TASK DIRECTIONS - Scan the entries below and return each line that contains "JSON".

SUPPLIED MATERIAL -
----

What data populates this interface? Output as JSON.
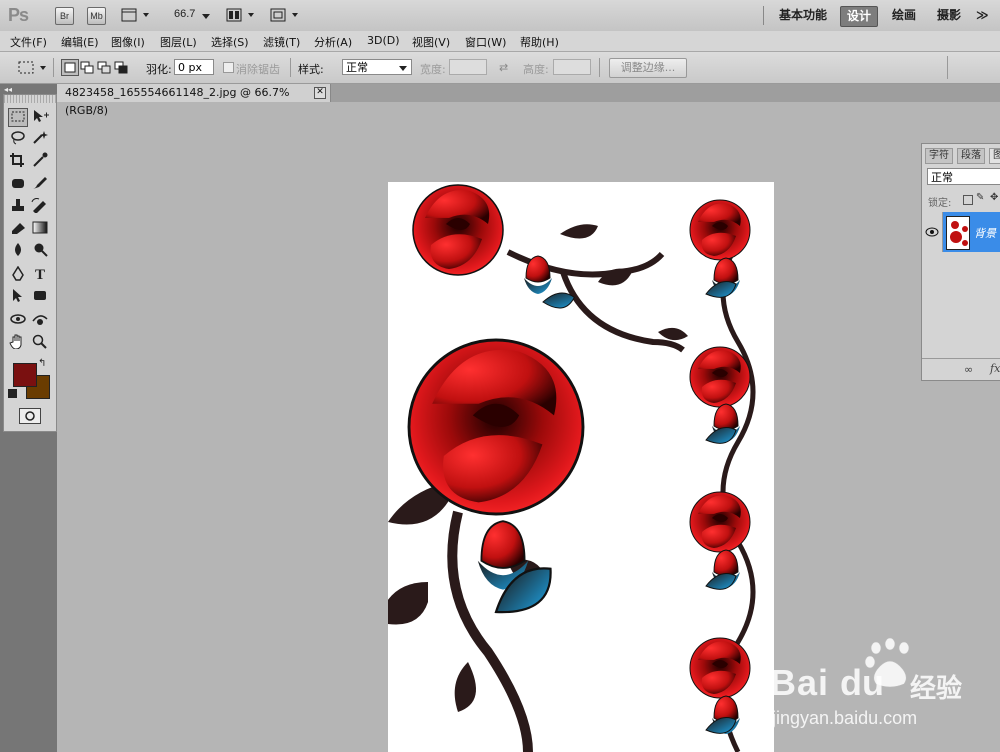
{
  "app": {
    "logo": "Ps",
    "bridge_label": "Br",
    "mini_bridge_label": "Mb",
    "zoom_value": "66.7",
    "workspaces": [
      "基本功能",
      "设计",
      "绘画",
      "摄影"
    ],
    "active_workspace": "设计",
    "more": "≫"
  },
  "menu": [
    "文件(F)",
    "编辑(E)",
    "图像(I)",
    "图层(L)",
    "选择(S)",
    "滤镜(T)",
    "分析(A)",
    "3D(D)",
    "视图(V)",
    "窗口(W)",
    "帮助(H)"
  ],
  "options": {
    "feather_label": "羽化:",
    "feather_value": "0 px",
    "antialias_label": "消除锯齿",
    "style_label": "样式:",
    "style_value": "正常",
    "width_label": "宽度:",
    "height_label": "高度:",
    "refine_edge_label": "调整边缘..."
  },
  "document": {
    "tab_title": "4823458_165554661148_2.jpg @ 66.7%(RGB/8)",
    "close": "✕"
  },
  "colors": {
    "foreground": "#7a1010",
    "background": "#6a3c00",
    "active_layer": "#3a8ce8"
  },
  "layers_panel": {
    "tabs": [
      "字符",
      "段落",
      "图"
    ],
    "blend_mode": "正常",
    "lock_label": "锁定:",
    "layer_name": "背景"
  },
  "watermark": {
    "brand": "Bai",
    "brand2": "du",
    "cn": "经验",
    "url": "jingyan.baidu.com"
  }
}
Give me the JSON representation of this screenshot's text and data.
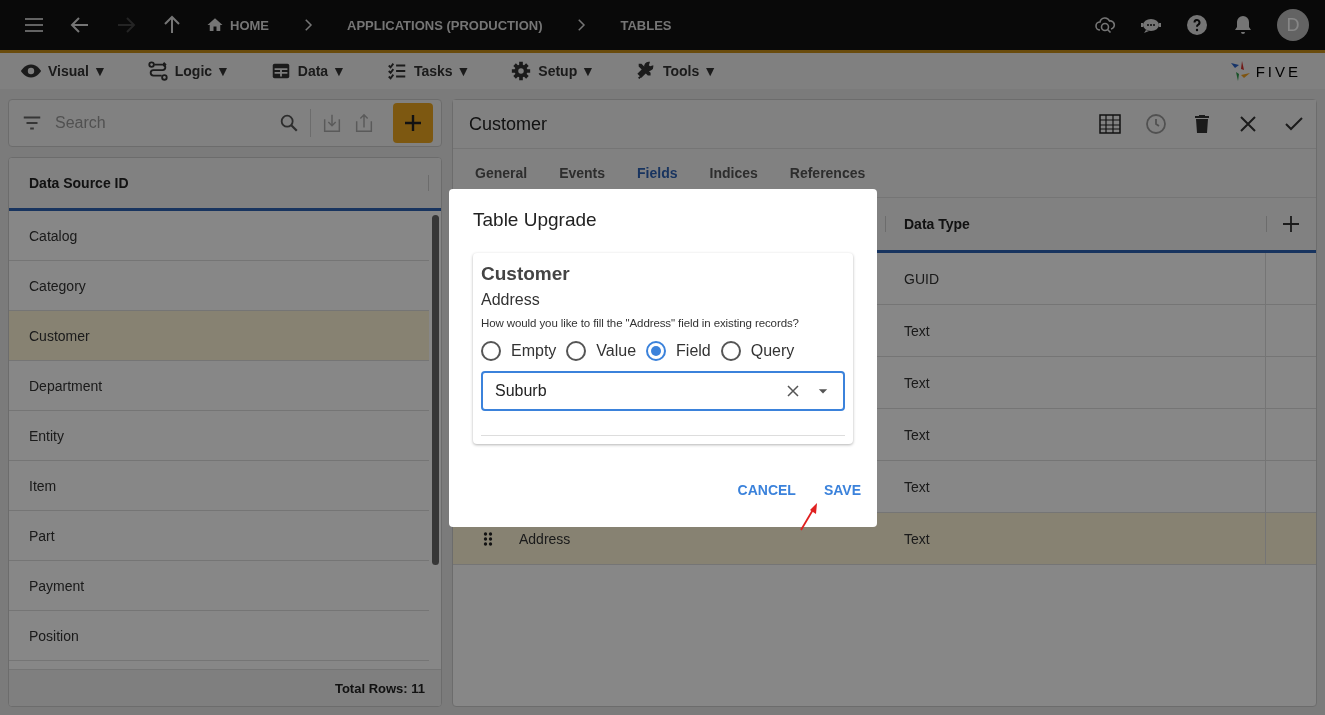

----

SOLUTION TO THIS EXERCISE -
What data populates this interface? Output as JSON.
Give me the JSON representation of this screenshot's text and data.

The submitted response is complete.